For most people, getting a windfall of $10,000—through an inheritance, a severance payment or a small lottery win on the weekly Scratch ‘N Win card—can make a huge difference in their lives. Whether you invest in your small business, save it towards a long-term goal like retirement, pay off hefty consumer debt or help your kids with their college education bills, doing so can speed up your journey down the road to financial independence. But first you need to figure out the best place to put your money to get the maximum payoff. Here are some options.
Invest in an RRSP
The key goal of retirement planning is to ensure you have enough money to maintain your lifestyle. You need to save enough that, along with government benefits, your annual retirement income ranges from 60% to 80% of pre-retirement income. If you’re careful with money and expect a modest, yet comfortable, middle-class lifestyle, living off 60% of your pre-retirement income should be enough. If you want to travel the world in style, golf regularly or buy a cottage, plan on 80% of pre-retirement income.
RRSPs are the most efficient way that the majority of Canadians can get there. Contributions are tax-deductible and tax-deferred until the money is withdrawn. You can contribute up to 18% of your previous year’s earned income and unused contribution room can be carried forward indefinitely.
Spousal RRSPs let you split future retirement income with a spouse. Contributors deduct the money on their tax returns but when it is withdrawn from the RRSP or RRIF in retirement, the income is taxed in the spouse’s name, at their (hopefully lower) tax rate. This works well when a higher-income spouse contributes for a lower-income spouse, maximizing tax savings on the contribution and minimizing taxes payable when withdrawn in retirement.
Richard Barrette, 39, and his wife Kathleen, 37, are making use of a recent $23,000 severance Richard received. He will use $10,000 to repay money they owe to their own RRSPs through the Home Buyers’ Plan, a program that allows you to temporarily withdraw funds tax-free to buy a home. The rest will go into a spousal RRSP for Kathleen, who is now pregnant with their second child. “We want to avoid the taxes right now and rolling the severance payment directly over to the RRSP allows us to do just that,” says Richard, who works for the public service in Ottawa. “I have enough RRSP contribution room from prior years to make this rollover.”

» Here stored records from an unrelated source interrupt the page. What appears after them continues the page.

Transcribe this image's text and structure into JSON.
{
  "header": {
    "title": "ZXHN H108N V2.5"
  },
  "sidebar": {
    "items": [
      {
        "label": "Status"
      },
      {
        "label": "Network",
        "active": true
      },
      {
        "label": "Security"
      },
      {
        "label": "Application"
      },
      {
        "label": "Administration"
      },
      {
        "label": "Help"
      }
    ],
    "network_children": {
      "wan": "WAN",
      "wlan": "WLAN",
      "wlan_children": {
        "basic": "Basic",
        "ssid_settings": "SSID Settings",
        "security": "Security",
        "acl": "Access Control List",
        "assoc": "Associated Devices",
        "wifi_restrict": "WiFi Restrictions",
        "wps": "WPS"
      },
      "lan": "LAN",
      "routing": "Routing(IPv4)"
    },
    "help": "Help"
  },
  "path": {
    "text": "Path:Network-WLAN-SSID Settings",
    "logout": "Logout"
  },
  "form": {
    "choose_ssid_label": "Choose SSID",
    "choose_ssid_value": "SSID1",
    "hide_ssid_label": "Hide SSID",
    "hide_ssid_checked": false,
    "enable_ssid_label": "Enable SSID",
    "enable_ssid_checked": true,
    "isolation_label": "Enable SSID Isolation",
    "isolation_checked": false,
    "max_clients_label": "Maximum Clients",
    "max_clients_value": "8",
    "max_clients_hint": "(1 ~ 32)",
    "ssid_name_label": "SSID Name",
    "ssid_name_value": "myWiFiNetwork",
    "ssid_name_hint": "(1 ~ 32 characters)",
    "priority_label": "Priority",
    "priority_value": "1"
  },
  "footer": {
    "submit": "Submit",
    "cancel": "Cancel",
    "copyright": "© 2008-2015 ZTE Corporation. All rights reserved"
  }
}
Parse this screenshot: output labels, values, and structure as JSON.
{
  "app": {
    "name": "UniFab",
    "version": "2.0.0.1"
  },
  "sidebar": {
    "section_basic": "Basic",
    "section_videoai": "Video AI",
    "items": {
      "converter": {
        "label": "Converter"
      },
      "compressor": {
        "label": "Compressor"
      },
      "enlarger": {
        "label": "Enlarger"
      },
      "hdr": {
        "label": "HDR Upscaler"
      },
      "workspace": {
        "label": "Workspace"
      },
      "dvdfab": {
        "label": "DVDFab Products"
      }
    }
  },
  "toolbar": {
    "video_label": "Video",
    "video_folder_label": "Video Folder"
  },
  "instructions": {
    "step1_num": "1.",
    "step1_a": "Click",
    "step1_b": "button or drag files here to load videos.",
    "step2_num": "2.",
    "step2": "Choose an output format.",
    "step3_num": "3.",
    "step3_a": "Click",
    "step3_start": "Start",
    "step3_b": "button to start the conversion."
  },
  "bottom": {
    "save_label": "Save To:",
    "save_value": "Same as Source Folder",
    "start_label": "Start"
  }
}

Marko Koskenoja of Sault Ste. Marie, Ont., is also focused on his RRSPs. The 53-year-old sales rep and his wife Ruth, 46, invest their retirement savings in low-cost index mutual funds. “I like the feeling of security healthy savings gives me,” says Marko. “I believe in self-sufficiency.” The good news? If Marko leaves his $10,000 RRSP contribution untouched, earning 6% a year, it will double to $20,000 in 12 years.
Set up a fund for a refugee family in your community. That’s what 47-year-old Anita Van Nest of Newmarket, Ont., did last year with her extra $10,000. “It opened my eyes to how much I really didn’t need the money,” says Van Nest, who is studying to be a minister. “It was just wonderful for the spirit.”